And then he left. I felt afraid and alone, surrounded by green in every direction. I tried to get down from the pole, to run after him, but my arms only twitched a bit and my legs hung sadly. I tried to call out to him, but my mouth was only painted on. I managed to tear the fabric just a tiny bit, but I did not know how to speak. I could only groan through the hole.
The first sunset was beautiful, and I was grateful that he had left me facing that direction, but I was lonely.
In the beginning, the crows and the ravens left me alone, cawing from above. They thought that I was a man, and they did not want me to chase them. But in time, they knew that there was nothing I could do to them. And so they began to eat the corn around me.”
“Were these the birds that tried to steal my food?” asked Dorothy.
“No. Those are the Kaliemas. They came later, after the crows. The crows began to keep me company, but I felt guilty that I was not doing my job and keeping them from the corn. One would sit on my shoulder and talk to me but I could only groan in response. The more the crow spoke to me, the more I tried to speak in return. The more I tried to talk, the more my mouth tore open. My voice became stronger with practice. I practiced waving my hands and kicking my feet. In the beginning the movements were tiny.
The crows cheered my efforts and in their way, they were my friends. But they were free and could fly away. They told me what it was to think, to have a brain. They told me that I was not much different than most men. They said that most men who have brains do not use them.
You are lucky that you have a brain, Dorothy. It is a terrible thing to have nothing in your head.
In time, the Kaliemas came. They chased away the crows that were my friends. They pecked away the paint at my eyes, but I could see more clearly, even in the dark. I learned to throw the rocks in my pockets and was able to knock them out of the sky. They left me alone, but again I was lonely. Staring only at the sunsets.
And then you came along. And I am grateful that I was strong enough to throw the stones. I do hope that Oz will give me a brain. I feel empty without one.”
“Even if Oz does not give you a brain, you are no longer stuck in the field. You can go anywhere that you want to.”
Dorothy packed up their food and they decided to continue on their way. She was careful to guide the scarecrow away from the holes while Toto walked ahead. The trees thickened and soon they came to the dark forest. The sun was low in the sky, but in the trees it was even darker.
“Scarecrow, it’s starting to be too dark for me to see and we need to find a place to sleep. You said that you can see in the dark. Will you look for a sheltered place for us to spend the night?”
“I will look,” he said.
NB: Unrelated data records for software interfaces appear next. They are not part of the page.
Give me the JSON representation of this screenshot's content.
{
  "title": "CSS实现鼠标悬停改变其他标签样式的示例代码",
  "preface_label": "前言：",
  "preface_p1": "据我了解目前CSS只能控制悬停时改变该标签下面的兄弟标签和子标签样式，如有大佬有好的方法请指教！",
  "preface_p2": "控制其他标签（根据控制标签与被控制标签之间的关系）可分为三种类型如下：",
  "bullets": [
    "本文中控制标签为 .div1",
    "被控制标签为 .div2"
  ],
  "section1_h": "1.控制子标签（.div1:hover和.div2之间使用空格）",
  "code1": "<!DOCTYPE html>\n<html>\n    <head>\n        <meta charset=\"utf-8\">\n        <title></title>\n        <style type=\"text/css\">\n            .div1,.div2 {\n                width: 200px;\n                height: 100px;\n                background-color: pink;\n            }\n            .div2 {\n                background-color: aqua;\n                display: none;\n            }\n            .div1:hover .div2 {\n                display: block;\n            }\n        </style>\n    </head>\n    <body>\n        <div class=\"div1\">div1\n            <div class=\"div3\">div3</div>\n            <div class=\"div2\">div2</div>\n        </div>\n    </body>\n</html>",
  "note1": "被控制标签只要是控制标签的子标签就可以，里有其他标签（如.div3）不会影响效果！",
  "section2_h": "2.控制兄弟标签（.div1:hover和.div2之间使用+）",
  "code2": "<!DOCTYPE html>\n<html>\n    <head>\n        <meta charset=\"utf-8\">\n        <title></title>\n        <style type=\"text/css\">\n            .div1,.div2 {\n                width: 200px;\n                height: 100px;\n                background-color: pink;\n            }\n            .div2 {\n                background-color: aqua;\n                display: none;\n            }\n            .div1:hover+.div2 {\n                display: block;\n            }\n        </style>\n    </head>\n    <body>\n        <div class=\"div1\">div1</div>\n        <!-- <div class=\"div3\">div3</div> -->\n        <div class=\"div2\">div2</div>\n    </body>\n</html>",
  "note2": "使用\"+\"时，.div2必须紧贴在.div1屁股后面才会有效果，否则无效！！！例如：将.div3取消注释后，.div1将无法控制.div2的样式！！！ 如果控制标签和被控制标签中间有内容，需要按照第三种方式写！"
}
She wrapped her right arm through the Scarecrows and felt Toto move next to her left ankle.
“Scarecrow, I can not keep us from falling if we come to more holes in the ground. You must tell me if you see something in the road.”
The scarecrow did his best to tell Dorothy what he saw. Toto, who could see well in the dark, would stop and bark if anything was in their path. In this way, they continued to move slowly through the dark forest.
“Dorothy,” said the Scarecrow, “There is a house on the side of the road. It is set back a bit, covered in branches with trees growing up against it’s sides. Do you want to go there?”
“Yes, please. I am very tired.”
Scarecrow and Toto guided her to the door. It was broken and hung from it’s hinges. They went inside and the Scarecrow showed her to a corner that was covered with thick leaves. Dorothy curled up and immediately fell fast asleep with Toto in her arms. The Scarecrow stood nearby, watching over them as they slept, waiting for the sun to rise.